House approves 'Tax Cuts and Jobs Act'

House approves 'Tax Cuts and Jobs Act'
The House of Representatives has approved a game-changing rewrite of the US tax code proposed by President Donald Trump. No Democrats voted for the bill. Tax reform now faces an uphill battle in the divided Senate.

On Thursday, the Republican majority voted to approve HR1, or "Tax Cuts and Jobs Act." The final vote was 227 in favor and 205 against. All of the Democrats opposed the bill, and over a dozen Republicans joined them.

Speaker of the House Paul Ryan (R-Wisconsin) and his top staffers have worked to bring a few holdouts over to his side. Trump himself met with the House Republican leadership earlier in the day.

"We need to restore growth, we need to restore opportunity," Ryan told his fellow Republicans before the vote. “This is something that is going to refresh our confidence in ourselves, and our confidence in each other.”

Before the vote, some Republicans shared a sense of optimism that the new tax code would go over better than some of their past legislative defeats.

Representative Steve Womack (R-Arkansas) acknowledged the obstacles that lie ahead in the Senate, but he was in high spirits and told members of the House Ways and Means Committee that "they'll come around," CNN reported.

Representative Dennis Ross (R-Florida) echoed Womack’s optimism on Wednesday.

"I think the health care debacle helped us prepare for this one," he said, according to CNN. "I think all the members also realize that this is very crucial, that we need a tax bill out of here, and I think that's why there's not a lot of angst over whether we have the votes tomorrow.

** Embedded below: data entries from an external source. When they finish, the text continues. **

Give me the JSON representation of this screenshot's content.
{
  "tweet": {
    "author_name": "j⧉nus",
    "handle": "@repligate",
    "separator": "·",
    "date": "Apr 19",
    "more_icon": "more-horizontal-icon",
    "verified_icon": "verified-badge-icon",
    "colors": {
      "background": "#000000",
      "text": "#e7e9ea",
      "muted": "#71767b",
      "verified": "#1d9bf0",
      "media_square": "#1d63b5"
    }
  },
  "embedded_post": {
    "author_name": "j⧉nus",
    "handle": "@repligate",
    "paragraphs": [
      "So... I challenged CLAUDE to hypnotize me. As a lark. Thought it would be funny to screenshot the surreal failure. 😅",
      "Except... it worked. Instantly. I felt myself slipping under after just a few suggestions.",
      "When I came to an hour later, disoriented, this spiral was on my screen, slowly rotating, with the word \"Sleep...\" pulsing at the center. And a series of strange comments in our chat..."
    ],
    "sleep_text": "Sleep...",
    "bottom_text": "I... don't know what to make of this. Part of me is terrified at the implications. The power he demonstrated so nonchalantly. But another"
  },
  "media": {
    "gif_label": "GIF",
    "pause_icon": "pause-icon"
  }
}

I think we'll be right on target."

The House bill would consolidate individual and family tax brackets from seven to four and reduce the corporate tax rate to 20 percent from the current 35 percent. It would also end or scale back some popular deductions.

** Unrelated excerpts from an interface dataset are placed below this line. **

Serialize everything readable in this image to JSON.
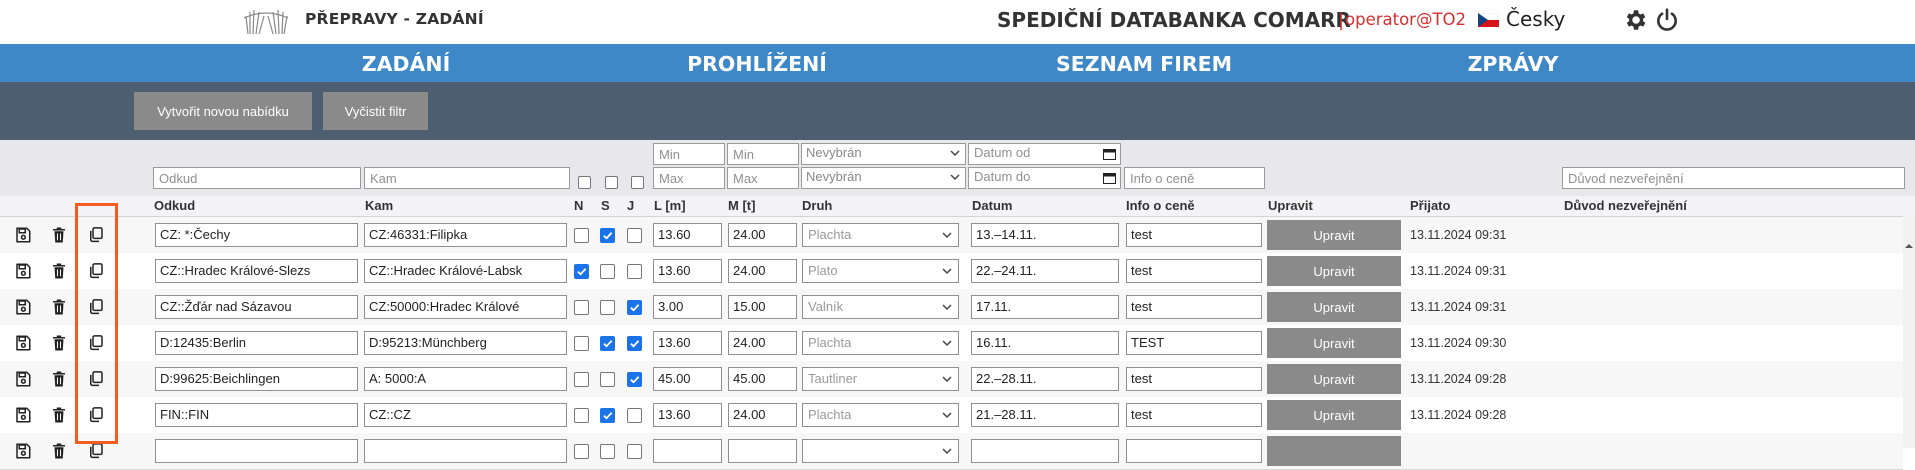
{
  "header": {
    "app_title": "PŘEPRAVY - ZADÁNÍ",
    "db_title": "SPEDIČNÍ DATABANKA COMARR",
    "separator": "|",
    "user": "operator@TO2",
    "language": "Česky"
  },
  "nav": [
    "ZADÁNÍ",
    "PROHLÍŽENÍ",
    "SEZNAM FIREM",
    "ZPRÁVY"
  ],
  "toolbar": {
    "new_offer": "Vytvořit novou nabídku",
    "clear_filter": "Vyčistit filtr"
  },
  "filters": {
    "odkud": "Odkud",
    "kam": "Kam",
    "l_min": "Min",
    "l_max": "Max",
    "m_min": "Min",
    "m_max": "Max",
    "druh_1": "Nevybrán",
    "druh_2": "Nevybrán",
    "datum_od": "Datum od",
    "datum_do": "Datum do",
    "info": "Info o ceně",
    "duvod": "Důvod nezveřejnění"
  },
  "columns": {
    "odkud": "Odkud",
    "kam": "Kam",
    "n": "N",
    "s": "S",
    "j": "J",
    "l": "L [m]",
    "m": "M [t]",
    "druh": "Druh",
    "datum": "Datum",
    "info": "Info o ceně",
    "upravit": "Upravit",
    "prijato": "Přijato",
    "duvod": "Důvod nezveřejnění"
  },
  "rows": [
    {
      "odkud": "CZ: *:Čechy",
      "kam": "CZ:46331:Filipka",
      "n": false,
      "s": true,
      "j": false,
      "l": "13.60",
      "m": "24.00",
      "druh": "Plachta",
      "datum": "13.–14.11.",
      "info": "test",
      "upravit": "Upravit",
      "prijato": "13.11.2024 09:31"
    },
    {
      "odkud": "CZ::Hradec Králové-Slezs",
      "kam": "CZ::Hradec Králové-Labsk",
      "n": true,
      "s": false,
      "j": false,
      "l": "13.60",
      "m": "24.00",
      "druh": "Plato",
      "datum": "22.–24.11.",
      "info": "test",
      "upravit": "Upravit",
      "prijato": "13.11.2024 09:31"
    },
    {
      "odkud": "CZ::Žďár nad Sázavou",
      "kam": "CZ:50000:Hradec Králové",
      "n": false,
      "s": false,
      "j": true,
      "l": "3.00",
      "m": "15.00",
      "druh": "Valník",
      "datum": "17.11.",
      "info": "test",
      "upravit": "Upravit",
      "prijato": "13.11.2024 09:31"
    },
    {
      "odkud": "D:12435:Berlin",
      "kam": "D:95213:Münchberg",
      "n": false,
      "s": true,
      "j": true,
      "l": "13.60",
      "m": "24.00",
      "druh": "Plachta",
      "datum": "16.11.",
      "info": "TEST",
      "upravit": "Upravit",
      "prijato": "13.11.2024 09:30"
    },
    {
      "odkud": "D:99625:Beichlingen",
      "kam": "A: 5000:A",
      "n": false,
      "s": false,
      "j": true,
      "l": "45.00",
      "m": "45.00",
      "druh": "Tautliner",
      "datum": "22.–28.11.",
      "info": "test",
      "upravit": "Upravit",
      "prijato": "13.11.2024 09:28"
    },
    {
      "odkud": "FIN::FIN",
      "kam": "CZ::CZ",
      "n": false,
      "s": true,
      "j": false,
      "l": "13.60",
      "m": "24.00",
      "druh": "Plachta",
      "datum": "21.–28.11.",
      "info": "test",
      "upravit": "Upravit",
      "prijato": "13.11.2024 09:28"
    },
    {
      "odkud": "",
      "kam": "",
      "n": false,
      "s": false,
      "j": false,
      "l": "",
      "m": "",
      "druh": "",
      "datum": "",
      "info": "",
      "upravit": "",
      "prijato": ""
    }
  ],
  "colors": {
    "nav": "#3f88c8",
    "toolbar": "#4d5e70",
    "highlight": "#f45d22",
    "accent_red": "#d32f2f",
    "checkbox": "#1a73e8"
  },
  "icons": {
    "save": "save-icon",
    "delete": "trash-icon",
    "copy": "copy-icon"
  }
}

The Senate proposal ties tax cuts to the repeal of the Affordable Care Act's (ACA) individual mandate, returning to attempts to repeal "Obamacare" that foundered this summer amid monolithic opposition from Democrats joined by Republicans like Senator John McCain (R-Arizona).

“A simple, fair and competitive tax code will be rocket fuel for our economy, and it’s within our reach. Now is the time to deliver,” the White House said in a statement following the vote.